Every few years, an invention appears that makes all previous life seem backward. The digital camera is an obvious example. I might be nostalgic for old albums full of glossy prints. But the idea that it could take days before you saw how a photo had “turned out,” that you could snap only so many pictures before the roll of film was full, that the only way to share pictures was through the mail—these assumptions are hard even to imagine now.

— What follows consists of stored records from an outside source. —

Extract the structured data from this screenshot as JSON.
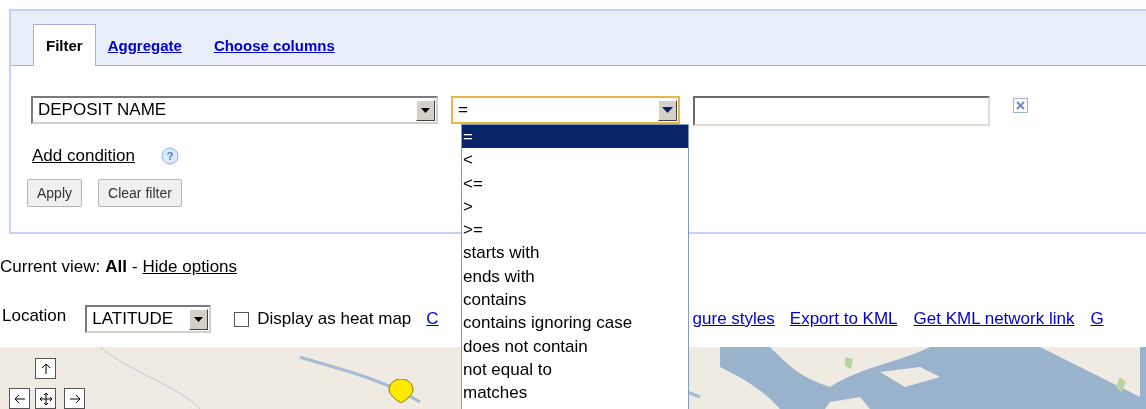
{
  "tabs": [
    {
      "label": "Filter",
      "selected": true
    },
    {
      "label": "Aggregate",
      "selected": false
    },
    {
      "label": "Choose columns",
      "selected": false
    }
  ],
  "condition": {
    "column": "DEPOSIT NAME",
    "operator": "="
  },
  "help_glyph": "?",
  "operator_options": [
    {
      "label": "=",
      "selected": true
    },
    {
      "label": "<",
      "selected": false
    },
    {
      "label": "<=",
      "selected": false
    },
    {
      "label": ">",
      "selected": false
    },
    {
      "label": ">=",
      "selected": false
    },
    {
      "label": "starts with",
      "selected": false
    },
    {
      "label": "ends with",
      "selected": false
    },
    {
      "label": "contains",
      "selected": false
    },
    {
      "label": "contains ignoring case",
      "selected": false
    },
    {
      "label": "does not contain",
      "selected": false
    },
    {
      "label": "not equal to",
      "selected": false
    },
    {
      "label": "matches",
      "selected": false
    }
  ],
  "add_condition": "Add condition",
  "buttons": [
    "Apply",
    "Clear filter"
  ],
  "current_view": {
    "label": "Current view:",
    "value": "All",
    "separator": "-",
    "link": "Hide options"
  },
  "location": {
    "label": "Location",
    "column": "LATITUDE",
    "heat_map_label": "Display as heat map",
    "heat_map": false
  },
  "links": [
    "C",
    "gure styles",
    "Export to KML",
    "Get KML network link",
    "G"
  ]
}
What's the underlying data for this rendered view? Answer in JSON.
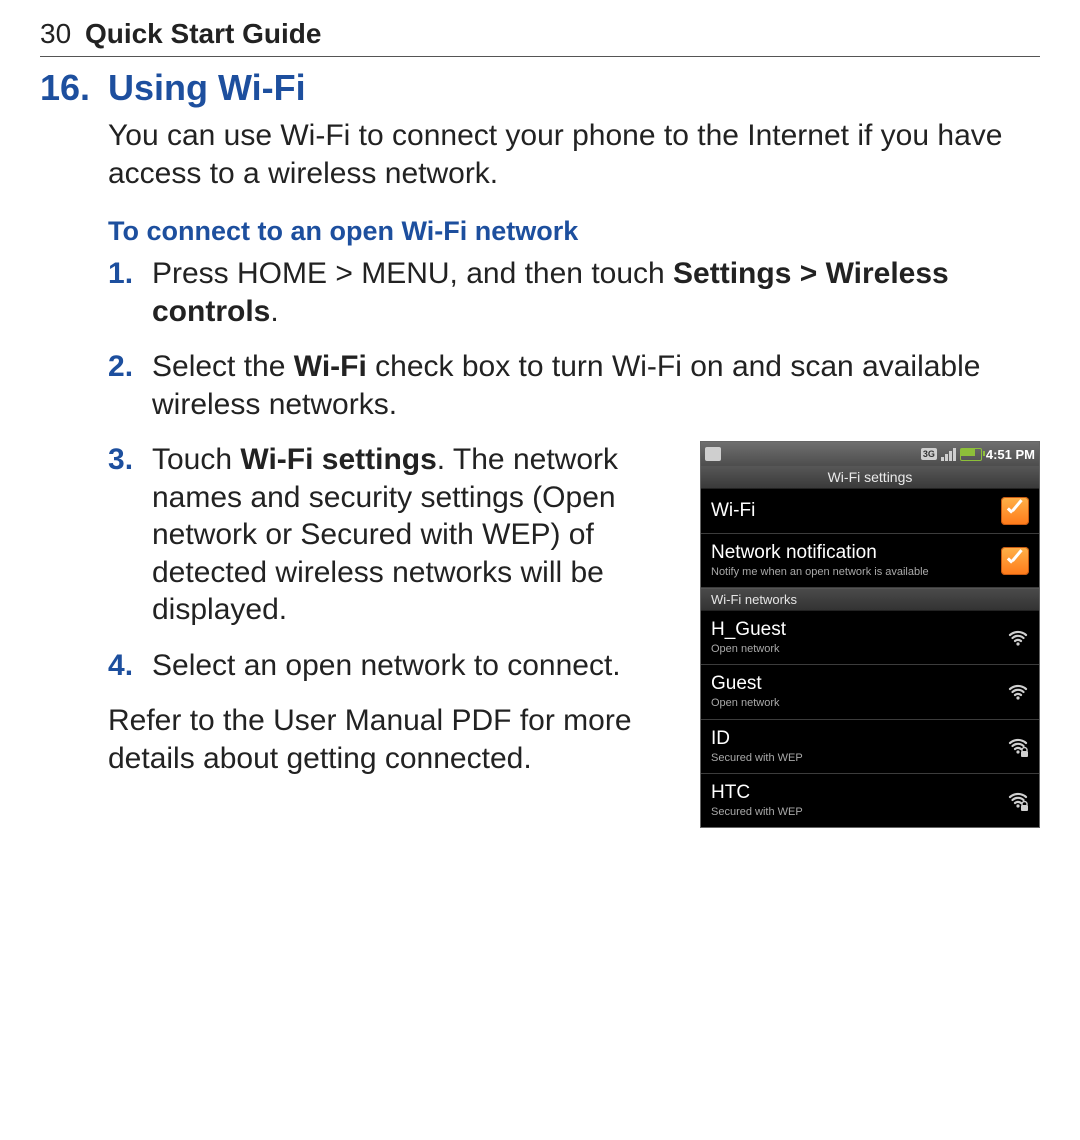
{
  "header": {
    "page_num": "30",
    "guide_title": "Quick Start Guide"
  },
  "section": {
    "number": "16.",
    "title": "Using Wi-Fi"
  },
  "intro": "You can use Wi-Fi to connect your phone to the Internet if you have access to a wireless network.",
  "subhead": "To connect to an open Wi-Fi network",
  "steps": {
    "s1_a": "Press HOME > MENU, and then touch ",
    "s1_b": "Settings > Wireless controls",
    "s1_c": ".",
    "s2_a": "Select the ",
    "s2_b": "Wi-Fi",
    "s2_c": " check box to turn Wi-Fi on and scan available wireless networks.",
    "s3_a": "Touch ",
    "s3_b": "Wi-Fi settings",
    "s3_c": ". The network names and security settings (Open network or Secured with WEP) of detected wireless networks will be displayed.",
    "s4": "Select an open network to connect."
  },
  "closing": "Refer to the User Manual PDF for more details about getting connected.",
  "phone": {
    "time": "4:51 PM",
    "title": "Wi-Fi settings",
    "rows": {
      "wifi": {
        "title": "Wi-Fi"
      },
      "notif": {
        "title": "Network notification",
        "sub": "Notify me when an open network is available"
      }
    },
    "section_label": "Wi-Fi networks",
    "networks": [
      {
        "name": "H_Guest",
        "sub": "Open network",
        "secured": false
      },
      {
        "name": "Guest",
        "sub": "Open network",
        "secured": false
      },
      {
        "name": "ID",
        "sub": "Secured with WEP",
        "secured": true
      },
      {
        "name": "HTC",
        "sub": "Secured with WEP",
        "secured": true
      }
    ]
  }
}
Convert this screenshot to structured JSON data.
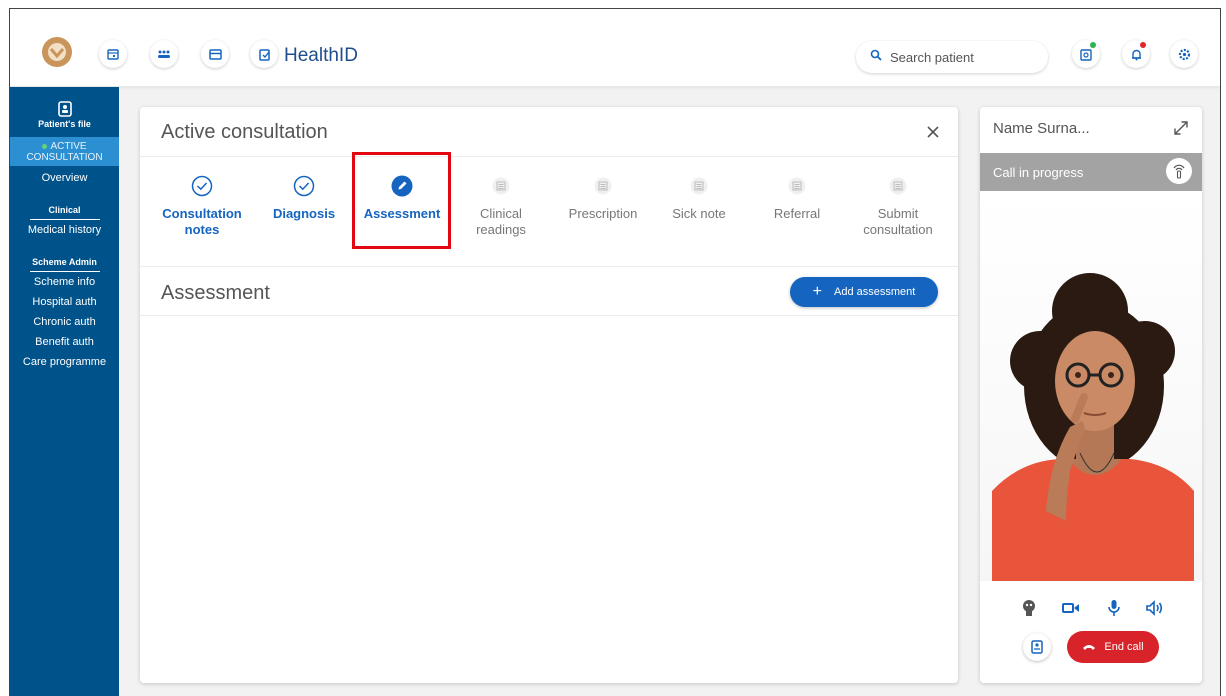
{
  "header": {
    "app_title": "HealthID",
    "search_placeholder": "Search patient"
  },
  "sidebar": {
    "file_label": "Patient's file",
    "active_label": "ACTIVE CONSULTATION",
    "overview": "Overview",
    "clinical_heading": "Clinical",
    "clinical_items": [
      "Medical history"
    ],
    "scheme_heading": "Scheme Admin",
    "scheme_items": [
      "Scheme info",
      "Hospital auth",
      "Chronic auth",
      "Benefit auth",
      "Care programme"
    ]
  },
  "consultation": {
    "title": "Active consultation",
    "steps": [
      {
        "line1": "Consultation",
        "line2": "notes",
        "state": "done"
      },
      {
        "line1": "Diagnosis",
        "line2": "",
        "state": "done"
      },
      {
        "line1": "Assessment",
        "line2": "",
        "state": "current"
      },
      {
        "line1": "Clinical",
        "line2": "readings",
        "state": "pending"
      },
      {
        "line1": "Prescription",
        "line2": "",
        "state": "pending"
      },
      {
        "line1": "Sick note",
        "line2": "",
        "state": "pending"
      },
      {
        "line1": "Referral",
        "line2": "",
        "state": "pending"
      },
      {
        "line1": "Submit",
        "line2": "consultation",
        "state": "pending"
      }
    ],
    "section_title": "Assessment",
    "add_button": "Add assessment"
  },
  "call": {
    "name": "Name Surna...",
    "status": "Call in progress",
    "end_call": "End call"
  },
  "colors": {
    "brand_blue": "#1565c0",
    "sidebar_blue": "#00528a",
    "end_call_red": "#d8232a",
    "highlight_red": "#e30613"
  }
}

For my own workaday purposes, the most useful recent invention has been the Livescribe Pulse pen, which I bought just after its introduction early last year and now can hardly be without. It looks like a somewhat bulky, cigar-shaped metallic writing instrument. Inside it contains a high-end audio recording system and assorted computer circuitry. When you turn it on, it starts recording what you are hearing—and also matches what is being said, instant by instant (in fact, using photos it takes 72 times per second), with notes or drawings that you’re making in a special Livescribe notebook. The result is a kind of indexing system for an audio stream. If a professor is explaining a complex equation during a lecture, you write “equation,” or anything else—and later when you click on that term, either in the original notebook or on images of the pages transferred to your computer screen, it plays back that exact part of the discussion. (Works on both Macs and PCs.) For me this means instant access to the three interesting sentences—I just write “interesting!” in the notebook or put a star—in the typical hour-long journalistic interview. The battery lasts for several full days’ use between recharges, and the pen can hold dozens of hours of recordings.